By Gina Acosta - 09/19/2017

The Kohl's deal with Amazon to handle returns for the online retailer brings the war time proverb "the enemy of my enemy is my friend" to life in the retail industry.

Eighty-two Kohl’s stores in Los Angeles and Chicago will process returns for Amazon customers beginning in October. Amazon customers returning product at Kohl’s stores get to park in dedicated spaces near store entrances and they don’t have to worry about repacking their returns because Kohl’s employees will handle the packing and shipping.

What Kohl’s gets out of the arrangement is the benefit of increased customer traffic from Amazon shoppers who may find the option of returning to Kohl’s appealing. The only way Kohl’s wins in the arrangement is if it can convert a meaningful percentage of customers making returns to in-store shoppers.

“This is a great example of how Kohl’s and Amazon are leveraging each other's strengths – the power of Kohl’s store portfolio and omnichannel capabilities combined with the power of Amazon’s reach and loyal customer base,” said Richard Schepp, Kohl’s Chief Administrative Officer.

He characterized the deal as unprecedented and innovative but he could have added risky and desperate. That’s because the moves comes ahead of a holiday season that promises to be intensely competitive for mid-tier department stores such as Kohl's, J.C. Penney, Macy's and Target who have been struggling with declining customer traffic as apparel purchases shift online.

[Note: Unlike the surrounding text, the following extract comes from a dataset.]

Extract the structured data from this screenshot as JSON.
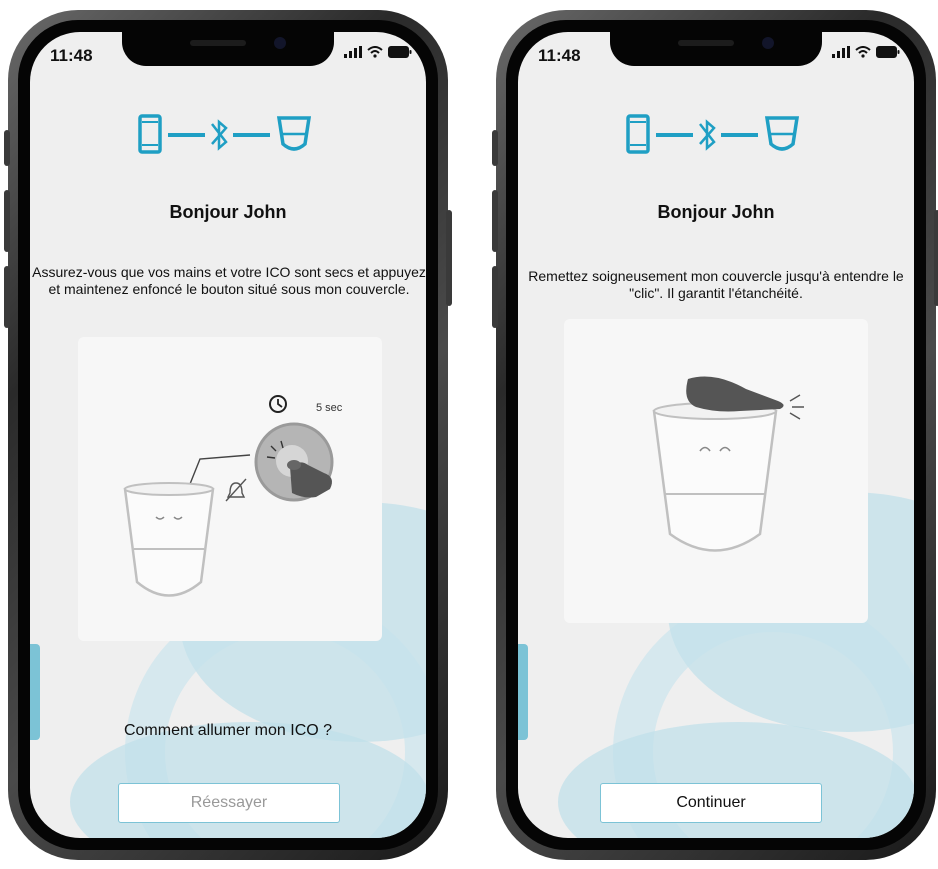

These retailers are in the fight of their lives for customer traffic and Amazon is a huge reason why as its apparel business, like many of its other businesses, has outpaced overall industry growth. By partnering with Amazon, Kohl's hopes to derive a benefit from the pain Amazon is inflicting on the overall retail industry and the department store channel in particular.

The deal poses operational risk and would appear to add to cost for Kohl’s because there are no restrictions on the types of products Amazon shoppers can return, which Kohl’s employees are responsible for repacking. For Kohl’s to benefit the most from the arrangement, it needs to handle a large volume of return customers and persuade a large number of those customers to make an in-store purchase.

If the experiment proves successful, Kohl’s have 1,154 other stores where it could makes sense to add the service and Amazon has been known to move quickly. The deal involved with returns at the 82 Los Angeles and Chicago store was announced less than two weeks after Kohl’s said it would offer an Amazon smart home experience at 10 stores in the same markets. At those locations the Amazon returns area will be integrated into the Amazon department.